Among the entries below, count the lines where the string "Best" occurs, and give only the number.

[Website and app data records]:
──────────────────────────────

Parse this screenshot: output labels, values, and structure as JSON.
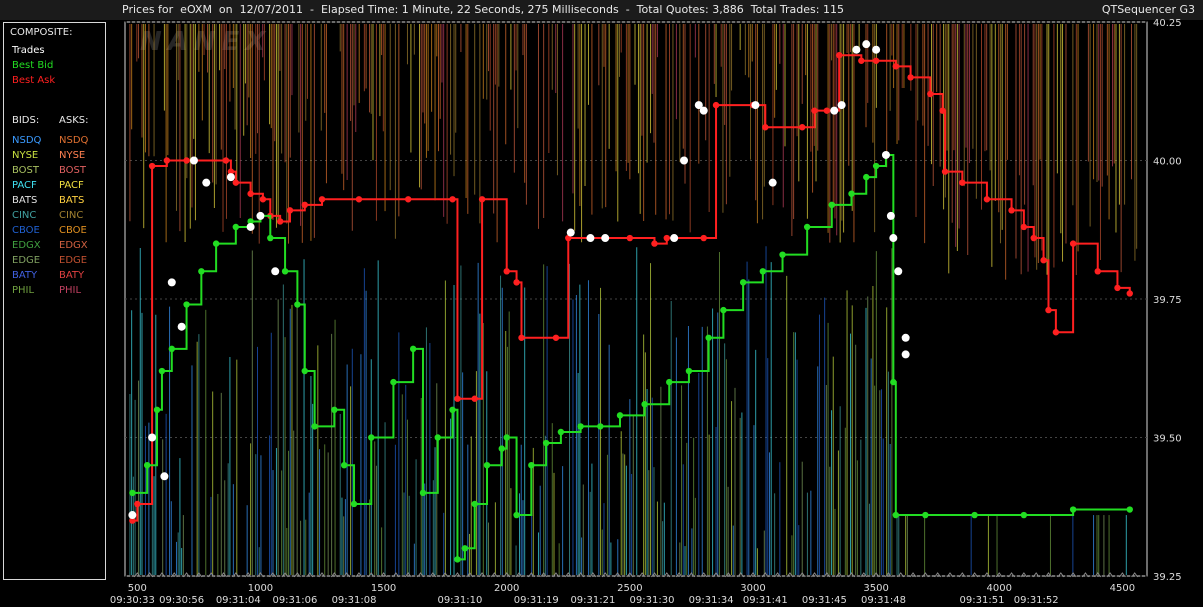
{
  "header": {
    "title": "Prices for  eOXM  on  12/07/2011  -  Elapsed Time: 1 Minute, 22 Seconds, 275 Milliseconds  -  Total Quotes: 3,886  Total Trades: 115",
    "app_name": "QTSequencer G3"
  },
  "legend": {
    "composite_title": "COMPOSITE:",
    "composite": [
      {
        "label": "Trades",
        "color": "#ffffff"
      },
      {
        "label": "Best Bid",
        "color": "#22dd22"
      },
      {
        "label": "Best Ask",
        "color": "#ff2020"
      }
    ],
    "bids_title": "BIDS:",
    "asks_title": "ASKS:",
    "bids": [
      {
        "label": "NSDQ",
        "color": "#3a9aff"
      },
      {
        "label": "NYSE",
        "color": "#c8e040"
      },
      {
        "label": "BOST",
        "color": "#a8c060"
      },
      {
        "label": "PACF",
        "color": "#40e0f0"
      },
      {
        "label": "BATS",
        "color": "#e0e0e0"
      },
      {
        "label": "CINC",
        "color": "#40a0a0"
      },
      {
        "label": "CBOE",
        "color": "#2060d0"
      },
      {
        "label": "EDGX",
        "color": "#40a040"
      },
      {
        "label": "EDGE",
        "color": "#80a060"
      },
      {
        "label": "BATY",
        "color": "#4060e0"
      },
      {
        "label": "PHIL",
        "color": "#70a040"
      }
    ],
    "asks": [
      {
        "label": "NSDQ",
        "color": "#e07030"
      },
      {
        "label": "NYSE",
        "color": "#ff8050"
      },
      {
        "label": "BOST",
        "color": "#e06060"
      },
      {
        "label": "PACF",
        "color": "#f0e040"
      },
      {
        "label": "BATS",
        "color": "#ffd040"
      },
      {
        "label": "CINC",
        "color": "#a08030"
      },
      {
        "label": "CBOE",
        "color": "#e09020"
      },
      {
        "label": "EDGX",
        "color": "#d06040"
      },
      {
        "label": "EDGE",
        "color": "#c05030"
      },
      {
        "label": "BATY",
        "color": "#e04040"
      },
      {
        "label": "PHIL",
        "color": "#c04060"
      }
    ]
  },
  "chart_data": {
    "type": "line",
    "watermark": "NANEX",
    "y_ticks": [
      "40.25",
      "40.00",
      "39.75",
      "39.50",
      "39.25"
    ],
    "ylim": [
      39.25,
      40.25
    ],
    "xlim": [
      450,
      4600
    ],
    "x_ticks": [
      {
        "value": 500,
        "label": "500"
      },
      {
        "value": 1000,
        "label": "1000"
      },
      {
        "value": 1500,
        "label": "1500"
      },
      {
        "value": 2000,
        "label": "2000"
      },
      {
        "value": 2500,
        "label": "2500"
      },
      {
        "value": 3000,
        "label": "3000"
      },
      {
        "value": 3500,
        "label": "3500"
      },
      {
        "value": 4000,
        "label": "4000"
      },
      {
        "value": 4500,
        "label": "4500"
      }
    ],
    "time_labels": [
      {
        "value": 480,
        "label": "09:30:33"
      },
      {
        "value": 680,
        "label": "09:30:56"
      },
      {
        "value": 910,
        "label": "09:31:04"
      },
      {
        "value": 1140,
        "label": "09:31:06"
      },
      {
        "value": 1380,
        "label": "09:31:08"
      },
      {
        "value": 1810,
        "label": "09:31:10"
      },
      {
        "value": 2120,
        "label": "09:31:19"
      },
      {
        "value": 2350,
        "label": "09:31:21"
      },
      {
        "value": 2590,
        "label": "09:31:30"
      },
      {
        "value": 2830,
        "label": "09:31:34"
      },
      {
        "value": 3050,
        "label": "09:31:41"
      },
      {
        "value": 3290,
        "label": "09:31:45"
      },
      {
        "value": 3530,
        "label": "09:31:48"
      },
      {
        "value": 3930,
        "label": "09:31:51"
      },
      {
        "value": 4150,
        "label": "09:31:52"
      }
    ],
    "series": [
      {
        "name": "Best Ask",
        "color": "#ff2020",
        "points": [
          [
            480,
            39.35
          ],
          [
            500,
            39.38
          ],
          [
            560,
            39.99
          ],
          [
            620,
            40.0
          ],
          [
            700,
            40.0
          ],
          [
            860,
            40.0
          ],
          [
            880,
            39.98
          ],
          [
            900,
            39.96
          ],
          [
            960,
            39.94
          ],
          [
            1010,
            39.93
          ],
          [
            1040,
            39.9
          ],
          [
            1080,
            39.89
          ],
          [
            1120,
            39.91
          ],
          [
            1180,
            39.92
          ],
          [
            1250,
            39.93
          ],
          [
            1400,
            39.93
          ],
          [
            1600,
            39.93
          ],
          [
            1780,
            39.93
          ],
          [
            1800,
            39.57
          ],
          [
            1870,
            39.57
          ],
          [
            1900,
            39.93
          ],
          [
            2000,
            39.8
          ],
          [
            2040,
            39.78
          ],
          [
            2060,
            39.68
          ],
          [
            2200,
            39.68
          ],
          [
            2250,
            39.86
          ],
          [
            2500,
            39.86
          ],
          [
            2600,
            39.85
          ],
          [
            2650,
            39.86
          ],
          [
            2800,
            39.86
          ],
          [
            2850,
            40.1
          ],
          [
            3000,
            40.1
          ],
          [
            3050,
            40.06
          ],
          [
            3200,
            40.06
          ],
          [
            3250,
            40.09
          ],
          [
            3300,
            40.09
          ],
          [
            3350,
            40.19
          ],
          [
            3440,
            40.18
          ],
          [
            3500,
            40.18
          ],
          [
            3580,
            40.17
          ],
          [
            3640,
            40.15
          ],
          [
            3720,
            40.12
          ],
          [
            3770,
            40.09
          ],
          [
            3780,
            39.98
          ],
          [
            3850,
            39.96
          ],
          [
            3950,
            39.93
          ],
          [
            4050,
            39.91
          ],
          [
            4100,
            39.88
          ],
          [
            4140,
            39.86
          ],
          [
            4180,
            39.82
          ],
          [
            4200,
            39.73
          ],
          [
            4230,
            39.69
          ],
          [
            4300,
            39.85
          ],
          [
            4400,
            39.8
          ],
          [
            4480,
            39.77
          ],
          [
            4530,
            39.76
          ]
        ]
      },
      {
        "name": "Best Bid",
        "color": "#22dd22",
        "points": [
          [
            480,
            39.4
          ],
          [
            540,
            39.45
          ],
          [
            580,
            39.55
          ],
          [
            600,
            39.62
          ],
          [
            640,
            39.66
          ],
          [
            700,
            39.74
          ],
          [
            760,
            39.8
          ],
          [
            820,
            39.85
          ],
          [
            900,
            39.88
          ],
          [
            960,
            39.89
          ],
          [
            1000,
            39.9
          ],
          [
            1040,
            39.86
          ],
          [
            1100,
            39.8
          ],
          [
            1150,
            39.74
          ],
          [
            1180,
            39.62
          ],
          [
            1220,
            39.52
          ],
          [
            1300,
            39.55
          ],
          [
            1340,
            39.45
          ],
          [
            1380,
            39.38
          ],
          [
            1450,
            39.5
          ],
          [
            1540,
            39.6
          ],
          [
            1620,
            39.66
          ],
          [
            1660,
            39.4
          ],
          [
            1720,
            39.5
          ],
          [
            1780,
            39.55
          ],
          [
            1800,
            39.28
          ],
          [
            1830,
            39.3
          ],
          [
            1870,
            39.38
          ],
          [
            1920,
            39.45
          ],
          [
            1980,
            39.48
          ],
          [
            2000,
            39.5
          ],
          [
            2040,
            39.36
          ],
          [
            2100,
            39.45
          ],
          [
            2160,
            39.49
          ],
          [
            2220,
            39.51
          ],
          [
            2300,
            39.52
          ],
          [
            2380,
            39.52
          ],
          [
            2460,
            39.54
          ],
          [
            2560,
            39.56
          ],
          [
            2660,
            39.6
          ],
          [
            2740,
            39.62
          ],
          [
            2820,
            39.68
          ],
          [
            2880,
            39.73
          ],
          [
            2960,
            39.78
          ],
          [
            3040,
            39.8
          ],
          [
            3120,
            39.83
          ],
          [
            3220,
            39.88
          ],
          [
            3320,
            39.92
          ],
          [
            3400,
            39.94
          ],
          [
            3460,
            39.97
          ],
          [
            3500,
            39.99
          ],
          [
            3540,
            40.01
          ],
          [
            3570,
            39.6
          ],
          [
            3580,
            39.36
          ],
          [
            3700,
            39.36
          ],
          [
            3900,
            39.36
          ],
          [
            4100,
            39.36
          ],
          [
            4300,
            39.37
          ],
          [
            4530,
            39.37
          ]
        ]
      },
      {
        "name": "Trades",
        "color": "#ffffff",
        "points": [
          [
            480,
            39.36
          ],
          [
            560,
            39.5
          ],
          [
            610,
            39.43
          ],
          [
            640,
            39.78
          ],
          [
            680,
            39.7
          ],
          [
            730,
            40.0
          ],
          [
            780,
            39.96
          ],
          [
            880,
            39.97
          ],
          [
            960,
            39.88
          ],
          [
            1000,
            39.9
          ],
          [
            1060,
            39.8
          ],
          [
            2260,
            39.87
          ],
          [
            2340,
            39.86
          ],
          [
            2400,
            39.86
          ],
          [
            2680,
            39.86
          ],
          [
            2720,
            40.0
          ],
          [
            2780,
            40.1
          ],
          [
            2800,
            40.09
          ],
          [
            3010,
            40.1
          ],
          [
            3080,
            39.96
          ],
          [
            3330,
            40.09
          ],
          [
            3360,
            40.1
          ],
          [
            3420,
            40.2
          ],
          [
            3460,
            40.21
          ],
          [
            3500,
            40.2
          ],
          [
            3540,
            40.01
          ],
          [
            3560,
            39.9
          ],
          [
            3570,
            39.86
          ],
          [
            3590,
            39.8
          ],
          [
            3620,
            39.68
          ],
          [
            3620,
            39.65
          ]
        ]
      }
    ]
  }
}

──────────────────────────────

[The answer]: 4